Significance of Mentors Analysis of the data suggests that the musicians, disc jockeys and event staff have the opportunity to play an important role as mentors and role models in the introduction of harm reduction practices. Mentors fill four s ignificant roles: (1) as cultural role models ; (2) as advocates of legitimacy ; (3) as a means through which to communicate messages of support and warnings; and finally, as a model for adoption of harm reduction practices. Peer group members at Elec tric Daisy Carnival seem to be better educated about harm reduction practices than were their counterparts at Woodstock where one of the most famous depictions of a call for harm reduction awareness comes directly from the stage. There, the p.a. announcer informs the crowd,
Conclusion We can conclude that there is a growing faction among participants at music festivals who appear to be more educated and sophisticated about the need to practice harm reduction with recreational drug use in order to create a safe and supportive environment than in the past Young festival goers also appear to be open to re ceiving harm reduction messages from older more experienced peers and from influencers such as the musicians and disc jockeys. Based on these observations, m usic festivals have the potential to be fruitful and lucrative on site locations in which to prom ote and distribute information to recreational drug users about harm reduction strategies and practices that may help deter a percentage of young people from crossing the line into drug abuse and chemical dependency.
Further Studies In an attempt to offer potential remedies, the existing problem that requires research to address is that methods in drug treatment programs have remained virtually unchanged over the past decade, even though drug use in the United States is on the rise am ong young people 18 25 years of age.
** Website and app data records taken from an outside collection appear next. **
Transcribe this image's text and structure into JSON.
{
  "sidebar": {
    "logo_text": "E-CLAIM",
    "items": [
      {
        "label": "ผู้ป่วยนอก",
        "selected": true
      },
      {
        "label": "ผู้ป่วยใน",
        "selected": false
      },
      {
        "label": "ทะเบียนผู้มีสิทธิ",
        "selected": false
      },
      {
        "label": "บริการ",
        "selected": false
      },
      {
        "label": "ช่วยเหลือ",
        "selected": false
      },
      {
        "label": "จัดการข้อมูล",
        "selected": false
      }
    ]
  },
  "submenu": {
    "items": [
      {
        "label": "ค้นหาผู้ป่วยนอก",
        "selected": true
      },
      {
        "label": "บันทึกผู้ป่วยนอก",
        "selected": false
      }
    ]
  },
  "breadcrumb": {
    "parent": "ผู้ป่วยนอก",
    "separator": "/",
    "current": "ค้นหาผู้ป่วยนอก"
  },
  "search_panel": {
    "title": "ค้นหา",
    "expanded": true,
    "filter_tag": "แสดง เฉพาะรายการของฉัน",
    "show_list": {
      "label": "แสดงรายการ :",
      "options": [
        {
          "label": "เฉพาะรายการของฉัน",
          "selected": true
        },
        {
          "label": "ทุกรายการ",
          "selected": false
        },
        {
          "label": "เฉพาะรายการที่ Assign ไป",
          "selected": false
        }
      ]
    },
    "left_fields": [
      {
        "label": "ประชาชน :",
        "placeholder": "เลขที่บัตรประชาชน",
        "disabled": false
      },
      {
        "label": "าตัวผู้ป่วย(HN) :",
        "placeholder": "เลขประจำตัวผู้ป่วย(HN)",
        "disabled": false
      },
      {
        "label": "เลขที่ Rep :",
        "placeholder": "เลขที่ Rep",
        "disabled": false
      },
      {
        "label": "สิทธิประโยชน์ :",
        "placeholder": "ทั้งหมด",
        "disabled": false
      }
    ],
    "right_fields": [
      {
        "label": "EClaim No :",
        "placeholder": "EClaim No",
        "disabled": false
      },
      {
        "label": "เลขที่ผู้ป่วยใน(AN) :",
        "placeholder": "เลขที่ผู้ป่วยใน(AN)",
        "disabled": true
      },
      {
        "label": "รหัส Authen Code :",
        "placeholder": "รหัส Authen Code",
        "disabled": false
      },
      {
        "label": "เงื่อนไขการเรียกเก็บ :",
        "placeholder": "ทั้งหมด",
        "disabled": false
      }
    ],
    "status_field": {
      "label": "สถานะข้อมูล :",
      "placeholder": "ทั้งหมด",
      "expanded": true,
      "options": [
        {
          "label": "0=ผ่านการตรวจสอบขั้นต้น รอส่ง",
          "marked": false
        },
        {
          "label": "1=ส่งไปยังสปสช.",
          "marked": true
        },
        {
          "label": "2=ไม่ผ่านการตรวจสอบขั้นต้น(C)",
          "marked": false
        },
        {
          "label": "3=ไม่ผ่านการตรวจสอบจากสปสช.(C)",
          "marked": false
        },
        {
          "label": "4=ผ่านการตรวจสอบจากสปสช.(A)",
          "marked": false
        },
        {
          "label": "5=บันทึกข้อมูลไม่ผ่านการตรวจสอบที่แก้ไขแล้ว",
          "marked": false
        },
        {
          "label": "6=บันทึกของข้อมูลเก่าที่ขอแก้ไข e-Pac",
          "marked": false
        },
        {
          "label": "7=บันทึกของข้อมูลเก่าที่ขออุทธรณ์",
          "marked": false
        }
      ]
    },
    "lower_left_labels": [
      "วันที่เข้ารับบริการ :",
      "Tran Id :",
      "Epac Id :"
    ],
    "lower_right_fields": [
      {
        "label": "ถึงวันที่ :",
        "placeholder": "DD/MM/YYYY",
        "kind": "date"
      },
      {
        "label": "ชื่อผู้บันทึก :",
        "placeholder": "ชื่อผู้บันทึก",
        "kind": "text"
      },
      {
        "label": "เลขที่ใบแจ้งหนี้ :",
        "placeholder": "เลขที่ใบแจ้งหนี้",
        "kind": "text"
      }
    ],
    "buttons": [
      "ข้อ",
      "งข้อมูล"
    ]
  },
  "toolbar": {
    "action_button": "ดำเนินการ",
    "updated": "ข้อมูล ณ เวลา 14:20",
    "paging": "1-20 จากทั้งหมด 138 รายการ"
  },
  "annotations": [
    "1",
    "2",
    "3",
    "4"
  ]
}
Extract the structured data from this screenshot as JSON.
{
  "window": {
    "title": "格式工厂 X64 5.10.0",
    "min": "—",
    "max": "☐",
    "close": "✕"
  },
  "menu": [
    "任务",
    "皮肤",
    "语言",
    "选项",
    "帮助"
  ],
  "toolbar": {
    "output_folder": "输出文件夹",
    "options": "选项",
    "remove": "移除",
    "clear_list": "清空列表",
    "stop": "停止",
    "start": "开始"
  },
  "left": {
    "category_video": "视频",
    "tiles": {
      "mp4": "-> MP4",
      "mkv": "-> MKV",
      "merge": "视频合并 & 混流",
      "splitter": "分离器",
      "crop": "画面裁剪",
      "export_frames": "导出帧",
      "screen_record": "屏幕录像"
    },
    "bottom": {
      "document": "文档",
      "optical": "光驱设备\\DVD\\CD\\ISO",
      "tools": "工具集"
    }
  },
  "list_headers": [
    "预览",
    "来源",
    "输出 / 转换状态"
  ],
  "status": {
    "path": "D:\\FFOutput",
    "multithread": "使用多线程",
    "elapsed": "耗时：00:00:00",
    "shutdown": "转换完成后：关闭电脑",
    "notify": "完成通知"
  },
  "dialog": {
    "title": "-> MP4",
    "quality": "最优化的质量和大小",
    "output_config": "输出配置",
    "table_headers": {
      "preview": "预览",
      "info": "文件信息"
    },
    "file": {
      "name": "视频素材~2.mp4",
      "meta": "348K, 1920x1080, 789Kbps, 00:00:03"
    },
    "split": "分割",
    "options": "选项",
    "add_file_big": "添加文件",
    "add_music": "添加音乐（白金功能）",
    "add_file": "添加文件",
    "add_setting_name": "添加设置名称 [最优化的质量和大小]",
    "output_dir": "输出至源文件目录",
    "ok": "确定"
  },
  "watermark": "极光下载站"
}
A more thorough understanding about the nature of the relationship between music and drug use will help align relapse prevention programs and harm reduction strategies with social trends and cultural evolution. # ###